In all situations in life, whether professional or private, we are constantly faced with unknown situations that we have to master. Some situations are easy to solve, and we already have initial ideas in our heads on how to implement them. But some situations scare us or seem almost impossible to solve.

The turtle (name: Victoria) in the picture probably maybe thinks at first that it will never make it up the stairs. But it gets easier with every step. The first step is the most difficult one as she has no experience. The second step becomes a little easier as the first failed attempts can be eliminated. She has to use a little less strength and time. With each step, the turtle acquires the knowledge of which steps work best. And so, the first difficult, almost unimaginable attempts become routine, and she climbs the stairs to the finish.

The turtle doesn’t even think about stopping or turning back. She doesn’t care if its first attempts look clumsy, stupid, or even wrong. She tries until the first step is completed. Then the next step, and so on.

A few words come to mind: brave, courageous, goal-oriented, persevering – respect!

In this case, the turtle has a lot of qualities compared to many of us. I like turtles because they are very likeable and entertaining with their wrinkled bodies and slow, unhurried nature. I’m often amazed at how far turtles have trudged when I’ve been distracted for a few minutes. I am impressed by their efficiency. They look stolid and slow, but achieve every goal they set themselves through steadfastness, perseverance, courage and overcoming obstacles. And faster than expected.

These are qualities that certainly lead to success in private and professional life.

Nevertheless, we often can’t bring ourselves to face situations or tasks that are unknown to us. The fear of the unknown sends us thoughts like:
– I can’t do it
– No one can solve it – it’s almost impossible
– I make a stupid image when I do it
– and so on.

The excuses go on and on. Instead of orientating ourselves to the turtle: don’t think about it for too long, just try it out until it works. What does the turtle care about the audience? She reached her goal. Those who follow her reach the finish line after it. Some people have copied how the turtle did it and imitated her. But the turtle is still the winner. She enjoys our respect for her pioneering achievement, for her perseverance, courage, inventiveness, and particularly the silence surrounding her victory. There is no praising, showing off and loudly announcing what she has achieved. The turtle does and enjoys what she has achieved. Neither an audience nor well-wishers or honors are important to her. The joy of success rests within the turtle.

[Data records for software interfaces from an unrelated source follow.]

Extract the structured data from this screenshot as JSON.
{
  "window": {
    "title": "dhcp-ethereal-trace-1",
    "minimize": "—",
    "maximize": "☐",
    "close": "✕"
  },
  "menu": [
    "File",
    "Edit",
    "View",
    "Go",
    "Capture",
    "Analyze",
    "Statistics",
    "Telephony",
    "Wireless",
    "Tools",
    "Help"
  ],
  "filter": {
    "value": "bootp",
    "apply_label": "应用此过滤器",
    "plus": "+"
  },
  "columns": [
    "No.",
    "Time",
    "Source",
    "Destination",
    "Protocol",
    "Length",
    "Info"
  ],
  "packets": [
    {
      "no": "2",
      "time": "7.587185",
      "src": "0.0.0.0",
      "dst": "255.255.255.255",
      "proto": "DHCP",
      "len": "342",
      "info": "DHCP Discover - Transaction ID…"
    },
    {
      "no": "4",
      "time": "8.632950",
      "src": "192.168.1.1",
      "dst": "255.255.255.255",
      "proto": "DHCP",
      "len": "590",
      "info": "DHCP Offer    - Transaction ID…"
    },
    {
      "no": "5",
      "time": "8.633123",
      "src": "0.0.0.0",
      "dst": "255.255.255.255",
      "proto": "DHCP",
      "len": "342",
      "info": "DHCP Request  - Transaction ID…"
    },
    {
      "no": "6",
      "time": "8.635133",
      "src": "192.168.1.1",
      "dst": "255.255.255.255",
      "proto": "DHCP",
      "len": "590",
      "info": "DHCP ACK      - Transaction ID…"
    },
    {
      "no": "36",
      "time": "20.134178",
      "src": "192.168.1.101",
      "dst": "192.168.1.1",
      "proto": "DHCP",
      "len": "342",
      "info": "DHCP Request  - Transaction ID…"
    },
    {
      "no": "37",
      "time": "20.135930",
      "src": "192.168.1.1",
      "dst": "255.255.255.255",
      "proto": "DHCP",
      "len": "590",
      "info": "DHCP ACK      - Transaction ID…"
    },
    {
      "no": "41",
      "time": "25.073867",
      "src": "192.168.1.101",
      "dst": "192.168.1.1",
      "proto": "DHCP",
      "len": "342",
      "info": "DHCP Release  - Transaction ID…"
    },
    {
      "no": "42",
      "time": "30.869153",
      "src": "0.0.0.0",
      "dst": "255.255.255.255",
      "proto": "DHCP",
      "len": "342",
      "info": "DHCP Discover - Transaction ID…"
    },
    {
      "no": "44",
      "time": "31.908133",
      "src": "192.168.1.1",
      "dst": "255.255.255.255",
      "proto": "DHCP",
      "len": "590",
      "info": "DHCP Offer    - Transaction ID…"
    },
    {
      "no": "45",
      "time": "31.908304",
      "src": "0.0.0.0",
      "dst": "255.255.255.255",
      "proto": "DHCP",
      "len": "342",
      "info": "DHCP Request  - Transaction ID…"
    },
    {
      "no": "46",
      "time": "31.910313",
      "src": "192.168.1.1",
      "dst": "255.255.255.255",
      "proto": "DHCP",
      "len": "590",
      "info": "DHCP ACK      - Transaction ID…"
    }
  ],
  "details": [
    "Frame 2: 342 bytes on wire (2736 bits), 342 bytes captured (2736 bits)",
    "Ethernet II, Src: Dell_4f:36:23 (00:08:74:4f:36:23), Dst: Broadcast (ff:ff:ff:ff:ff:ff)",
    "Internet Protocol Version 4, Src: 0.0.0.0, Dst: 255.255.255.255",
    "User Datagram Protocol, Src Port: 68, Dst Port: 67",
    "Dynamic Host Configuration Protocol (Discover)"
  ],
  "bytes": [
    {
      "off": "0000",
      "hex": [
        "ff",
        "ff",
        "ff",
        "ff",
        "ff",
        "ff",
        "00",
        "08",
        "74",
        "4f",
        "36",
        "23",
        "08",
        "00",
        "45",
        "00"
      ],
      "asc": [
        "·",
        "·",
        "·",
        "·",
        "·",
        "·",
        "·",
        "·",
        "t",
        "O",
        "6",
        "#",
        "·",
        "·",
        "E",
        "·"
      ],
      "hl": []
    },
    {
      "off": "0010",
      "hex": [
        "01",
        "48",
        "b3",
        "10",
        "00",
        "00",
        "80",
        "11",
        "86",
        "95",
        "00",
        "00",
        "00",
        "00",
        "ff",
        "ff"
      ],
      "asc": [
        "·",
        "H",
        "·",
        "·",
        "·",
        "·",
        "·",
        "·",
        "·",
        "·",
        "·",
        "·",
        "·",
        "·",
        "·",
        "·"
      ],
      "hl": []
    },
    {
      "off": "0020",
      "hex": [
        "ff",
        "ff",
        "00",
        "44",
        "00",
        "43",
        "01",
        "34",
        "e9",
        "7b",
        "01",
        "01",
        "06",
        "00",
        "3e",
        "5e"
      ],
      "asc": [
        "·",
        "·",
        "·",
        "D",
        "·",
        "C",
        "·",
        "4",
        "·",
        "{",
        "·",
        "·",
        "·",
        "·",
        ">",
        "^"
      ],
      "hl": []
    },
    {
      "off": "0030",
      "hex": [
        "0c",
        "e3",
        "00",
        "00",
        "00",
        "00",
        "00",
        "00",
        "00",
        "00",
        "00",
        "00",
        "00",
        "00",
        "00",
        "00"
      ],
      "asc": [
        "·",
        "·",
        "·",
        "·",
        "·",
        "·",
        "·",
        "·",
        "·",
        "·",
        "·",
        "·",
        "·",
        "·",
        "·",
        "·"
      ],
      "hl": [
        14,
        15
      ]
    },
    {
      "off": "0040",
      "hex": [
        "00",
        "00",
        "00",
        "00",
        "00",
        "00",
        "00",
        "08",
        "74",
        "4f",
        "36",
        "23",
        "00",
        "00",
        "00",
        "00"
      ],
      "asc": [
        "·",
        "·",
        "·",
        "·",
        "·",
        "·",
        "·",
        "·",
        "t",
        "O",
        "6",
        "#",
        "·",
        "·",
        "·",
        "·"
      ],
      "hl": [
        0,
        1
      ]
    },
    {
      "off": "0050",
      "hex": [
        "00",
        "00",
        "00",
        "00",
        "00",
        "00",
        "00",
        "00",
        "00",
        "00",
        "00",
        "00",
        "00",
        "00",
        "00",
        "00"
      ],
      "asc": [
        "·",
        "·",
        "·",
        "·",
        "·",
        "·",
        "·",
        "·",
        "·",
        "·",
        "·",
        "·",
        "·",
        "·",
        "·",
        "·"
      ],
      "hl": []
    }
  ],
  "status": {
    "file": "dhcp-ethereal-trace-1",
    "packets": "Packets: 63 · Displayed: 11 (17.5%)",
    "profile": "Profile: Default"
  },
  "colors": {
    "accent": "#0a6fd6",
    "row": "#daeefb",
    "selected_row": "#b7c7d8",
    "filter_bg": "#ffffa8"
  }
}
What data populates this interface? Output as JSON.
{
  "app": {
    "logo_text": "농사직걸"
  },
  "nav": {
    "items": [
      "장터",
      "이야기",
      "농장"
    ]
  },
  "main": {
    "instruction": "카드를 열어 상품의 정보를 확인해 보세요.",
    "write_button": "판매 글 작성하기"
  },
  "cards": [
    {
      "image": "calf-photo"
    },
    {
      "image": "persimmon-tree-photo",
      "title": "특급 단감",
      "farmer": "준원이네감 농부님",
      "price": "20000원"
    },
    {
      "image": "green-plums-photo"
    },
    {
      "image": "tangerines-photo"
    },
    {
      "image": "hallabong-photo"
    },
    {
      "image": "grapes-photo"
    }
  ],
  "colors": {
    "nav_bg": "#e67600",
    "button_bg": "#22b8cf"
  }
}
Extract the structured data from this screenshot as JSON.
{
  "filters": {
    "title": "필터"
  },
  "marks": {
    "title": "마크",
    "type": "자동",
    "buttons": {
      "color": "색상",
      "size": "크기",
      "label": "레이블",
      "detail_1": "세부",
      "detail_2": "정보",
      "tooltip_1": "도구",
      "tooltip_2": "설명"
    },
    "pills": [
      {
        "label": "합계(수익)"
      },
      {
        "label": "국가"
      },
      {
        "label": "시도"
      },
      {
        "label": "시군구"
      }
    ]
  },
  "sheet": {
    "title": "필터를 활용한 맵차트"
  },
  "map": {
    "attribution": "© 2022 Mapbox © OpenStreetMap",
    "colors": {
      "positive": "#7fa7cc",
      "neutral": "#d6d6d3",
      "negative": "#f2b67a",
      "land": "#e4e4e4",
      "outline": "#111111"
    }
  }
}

This is also the reason why the turtle does not worry about whether the task is solvable, whether she could fail or even what assessment she might receive from others. Such thoughts are far away from turtles.

But these are turtles, no humans. We have a different mindset.

Yes, that is true. We have the opportunity to achieve a reasonable level of self-love and self-confidence through our mindset. To master challenges and thus develop ourselves further. This requires neither an audience nor well-wishers. It requires self-confidence and self-love. We achieve both through conscious action. By achieving a university degree, vocational training, competitions, a project, the birth of a child and much more. We usually receive recognition from others for these. But by acting consciously, we have gained the strength to tackle future challenges with confidence.

Turtles can tell you more about the path than rabbits.
It is better to stumble a little on new paths than to tread the same old ones.

With this in mind, I wish everyone many challenges and a conscious journey like a turtle πŸ™‚